Linen is one of the most sustainable and ethical natural materials globally.
It uses fewer resources and water compared to cotton and manufactured materials.
It can be grown organically using ancient techniques and preserves the environment.
The material is strong, making it last a lifetime and it is naturally biodegradable.
Why love linen?
Vegans love alternative superfoods like flax seeds and hemp hearts. Not only do they provide essential nutrients like omega-three fatty acids, but they also make excellent clothing, bedding, and towel materials. Linen is a well-known clothing fabric that is less commonly known to be made from flax plants that grow up to four feet tall!
It is the only natural fiber still being cultivated on a large scale! 85% of the world's linen comes from Europe, and linen is one of the oldest, if not the oldest, fabric in the world as it is known to date back to 8000BC. It was used to make mummies and battle armor!
Amazingly, linen is made from beautiful, blue-flowered flax plant fibers. And “linen” comes from the plant’s Latin name “linum usitatissimum”. People love linen, especially for bedding or summer clothing, because it can withstand high temperatures and absorb moisture without holding bacteria.
Is it sustainable?
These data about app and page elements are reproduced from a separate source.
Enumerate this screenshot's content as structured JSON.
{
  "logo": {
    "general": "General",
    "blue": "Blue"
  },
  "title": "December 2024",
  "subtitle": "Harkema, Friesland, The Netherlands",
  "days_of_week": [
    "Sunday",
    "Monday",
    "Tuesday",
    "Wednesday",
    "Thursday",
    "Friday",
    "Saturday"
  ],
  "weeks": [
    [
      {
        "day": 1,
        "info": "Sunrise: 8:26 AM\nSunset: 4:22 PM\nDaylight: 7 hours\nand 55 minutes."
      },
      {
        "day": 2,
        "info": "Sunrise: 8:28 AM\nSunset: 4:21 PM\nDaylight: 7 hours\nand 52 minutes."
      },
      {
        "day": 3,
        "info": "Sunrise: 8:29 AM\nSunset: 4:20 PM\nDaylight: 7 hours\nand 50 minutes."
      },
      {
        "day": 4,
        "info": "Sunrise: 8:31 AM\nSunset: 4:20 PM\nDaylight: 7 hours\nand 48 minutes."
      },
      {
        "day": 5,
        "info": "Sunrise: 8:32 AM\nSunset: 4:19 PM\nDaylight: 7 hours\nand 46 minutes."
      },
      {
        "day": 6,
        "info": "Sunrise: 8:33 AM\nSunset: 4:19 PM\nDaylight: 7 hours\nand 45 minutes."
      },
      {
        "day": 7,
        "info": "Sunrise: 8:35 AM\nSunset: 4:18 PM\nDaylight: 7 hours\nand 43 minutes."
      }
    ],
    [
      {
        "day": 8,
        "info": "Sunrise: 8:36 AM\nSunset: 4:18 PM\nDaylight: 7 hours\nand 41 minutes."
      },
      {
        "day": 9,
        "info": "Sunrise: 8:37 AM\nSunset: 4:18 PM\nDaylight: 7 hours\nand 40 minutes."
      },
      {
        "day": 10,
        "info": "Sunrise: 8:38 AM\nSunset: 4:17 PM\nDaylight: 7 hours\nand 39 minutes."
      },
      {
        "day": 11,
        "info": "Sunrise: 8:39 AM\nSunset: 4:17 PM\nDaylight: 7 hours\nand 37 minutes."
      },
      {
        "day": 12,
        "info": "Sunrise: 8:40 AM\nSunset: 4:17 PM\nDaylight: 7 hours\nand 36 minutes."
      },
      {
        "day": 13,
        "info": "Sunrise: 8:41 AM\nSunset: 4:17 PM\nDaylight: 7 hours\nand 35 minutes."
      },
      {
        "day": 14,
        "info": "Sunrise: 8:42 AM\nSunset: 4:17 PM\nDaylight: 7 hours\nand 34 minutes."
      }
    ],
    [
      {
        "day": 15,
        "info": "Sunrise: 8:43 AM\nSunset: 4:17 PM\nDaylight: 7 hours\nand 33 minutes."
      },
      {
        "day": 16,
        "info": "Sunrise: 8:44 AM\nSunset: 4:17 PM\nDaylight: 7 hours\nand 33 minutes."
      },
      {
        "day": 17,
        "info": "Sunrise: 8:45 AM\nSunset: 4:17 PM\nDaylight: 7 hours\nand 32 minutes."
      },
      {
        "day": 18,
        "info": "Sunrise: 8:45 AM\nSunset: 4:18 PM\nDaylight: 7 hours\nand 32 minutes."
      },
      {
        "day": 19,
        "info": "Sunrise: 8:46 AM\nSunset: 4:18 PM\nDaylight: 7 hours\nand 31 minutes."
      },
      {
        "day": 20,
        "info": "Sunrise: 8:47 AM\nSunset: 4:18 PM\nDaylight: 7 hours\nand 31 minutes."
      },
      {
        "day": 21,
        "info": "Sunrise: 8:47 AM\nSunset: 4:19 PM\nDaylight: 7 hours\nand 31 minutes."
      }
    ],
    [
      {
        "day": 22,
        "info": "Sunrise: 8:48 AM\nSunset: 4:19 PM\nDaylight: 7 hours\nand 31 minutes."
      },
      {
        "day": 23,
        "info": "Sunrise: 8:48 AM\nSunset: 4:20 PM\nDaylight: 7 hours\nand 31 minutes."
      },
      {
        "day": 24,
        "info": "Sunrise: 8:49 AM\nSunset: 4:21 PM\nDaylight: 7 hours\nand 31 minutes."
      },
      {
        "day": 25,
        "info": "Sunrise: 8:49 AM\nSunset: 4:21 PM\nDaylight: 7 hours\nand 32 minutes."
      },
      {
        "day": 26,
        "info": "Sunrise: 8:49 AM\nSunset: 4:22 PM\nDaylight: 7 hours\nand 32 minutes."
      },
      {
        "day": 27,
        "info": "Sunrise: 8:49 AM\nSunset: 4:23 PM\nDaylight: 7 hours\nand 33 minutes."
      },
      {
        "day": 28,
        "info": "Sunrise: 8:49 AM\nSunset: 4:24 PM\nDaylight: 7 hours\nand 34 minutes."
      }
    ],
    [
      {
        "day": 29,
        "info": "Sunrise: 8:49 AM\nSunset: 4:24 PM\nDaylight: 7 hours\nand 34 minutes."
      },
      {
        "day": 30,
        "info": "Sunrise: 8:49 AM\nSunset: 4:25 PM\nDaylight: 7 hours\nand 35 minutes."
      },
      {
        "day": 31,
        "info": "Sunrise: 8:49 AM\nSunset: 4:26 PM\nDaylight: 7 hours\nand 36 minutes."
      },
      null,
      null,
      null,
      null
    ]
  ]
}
Now that we know how cool linen is, the next question is: is it sustainable and ethical?
Linen is a natural fiber, so it is biodegradable if not dyed. The flax plant is resilient and can grow in low-quality soil and uses less water than cotton. It takes 2,700 liters of water for cotton and 6.4 liters for linen and 13 times stronger than cotton.
The UNFAO stated that flax uses 13 times fewer pesticides than potatoes. When materials are made without pesticides, the environmental damage is much less. Many pesticides and chemicals are not tested for long-term effects on human, animal, and ecological health. Because of that, it is much safer overall to choose organic materials.
The downside of linen is that most non-organic flax uses a pesticide called iterate, harming water and ecosystems. Unless it’s organic, it is hard to guarantee no pesticides used. Organic linen is more sustainable than organic cotton! Organic linen is grown using a crop rotation system, ensuring the soil is protected and the eco-systems.
With that being said, since linen is so versatile and natural, it is one of the most sustainable and ethical fibers. The bi-products of production can be used for paint, rope, and much more, making it a more sustainable production process.
The production process uses ancient techniques and far fewer chemicals than new fibers. The strength of flax makes it a much more durable fiber and thus lasts longer than fast fashion clothing, where the quality is poorer. Not only that, linen increases quality with wear and time!
Not sure where to start? There is so much linen clothing to choose from. Invest in a white or black or even pink linen dress! Maybe even linen pants and a linen jumpsuit. Linen tops are great for traveling in hot climates. There are even linen kimonos, boiler suits, face masks, and wrap dresses.
There are a lot of great clothing brands in Australia to choose from to find sustainable and ethical linen.